(App and web page records)
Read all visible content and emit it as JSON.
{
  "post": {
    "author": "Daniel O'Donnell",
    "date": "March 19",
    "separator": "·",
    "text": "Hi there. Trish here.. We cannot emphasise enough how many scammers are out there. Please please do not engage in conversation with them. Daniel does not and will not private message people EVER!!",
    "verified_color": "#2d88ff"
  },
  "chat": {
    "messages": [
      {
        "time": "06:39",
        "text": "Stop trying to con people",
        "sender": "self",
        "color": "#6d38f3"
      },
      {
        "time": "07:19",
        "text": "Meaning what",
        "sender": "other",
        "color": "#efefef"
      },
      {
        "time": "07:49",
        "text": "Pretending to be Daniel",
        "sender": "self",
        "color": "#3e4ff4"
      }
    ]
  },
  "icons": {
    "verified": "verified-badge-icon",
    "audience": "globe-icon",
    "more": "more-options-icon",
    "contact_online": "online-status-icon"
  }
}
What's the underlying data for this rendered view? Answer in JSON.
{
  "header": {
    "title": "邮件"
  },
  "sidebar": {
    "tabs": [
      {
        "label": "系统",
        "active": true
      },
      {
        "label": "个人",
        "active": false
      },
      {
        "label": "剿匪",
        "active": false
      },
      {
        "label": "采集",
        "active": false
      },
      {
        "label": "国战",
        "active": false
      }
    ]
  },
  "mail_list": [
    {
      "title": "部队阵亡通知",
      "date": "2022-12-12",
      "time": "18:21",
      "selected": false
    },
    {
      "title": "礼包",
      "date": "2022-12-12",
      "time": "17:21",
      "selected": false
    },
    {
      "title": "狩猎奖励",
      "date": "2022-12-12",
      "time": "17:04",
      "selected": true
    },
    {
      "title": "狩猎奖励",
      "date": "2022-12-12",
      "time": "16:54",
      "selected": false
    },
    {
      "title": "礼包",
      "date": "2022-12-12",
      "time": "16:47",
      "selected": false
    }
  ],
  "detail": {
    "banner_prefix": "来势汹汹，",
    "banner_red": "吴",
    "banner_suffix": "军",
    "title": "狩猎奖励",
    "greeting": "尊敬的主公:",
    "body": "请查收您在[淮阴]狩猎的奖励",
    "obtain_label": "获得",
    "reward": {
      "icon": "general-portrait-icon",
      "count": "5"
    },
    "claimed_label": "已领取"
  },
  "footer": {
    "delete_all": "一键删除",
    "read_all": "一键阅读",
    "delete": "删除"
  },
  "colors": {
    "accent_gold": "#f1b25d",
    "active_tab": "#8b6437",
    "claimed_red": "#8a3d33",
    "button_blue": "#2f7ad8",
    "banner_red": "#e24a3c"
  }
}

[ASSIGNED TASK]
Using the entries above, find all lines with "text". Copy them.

[RESPONSE TO THE EXERCISE]
    "text": "Hi there. Trish here.. We cannot emphasise enough how many scammers are out there. Please please do not engage in conversation with them. Daniel does not and will not private message people EVER!!",
        "text": "Stop trying to con people",
        "text": "Meaning what",
        "text": "Pretending to be Daniel",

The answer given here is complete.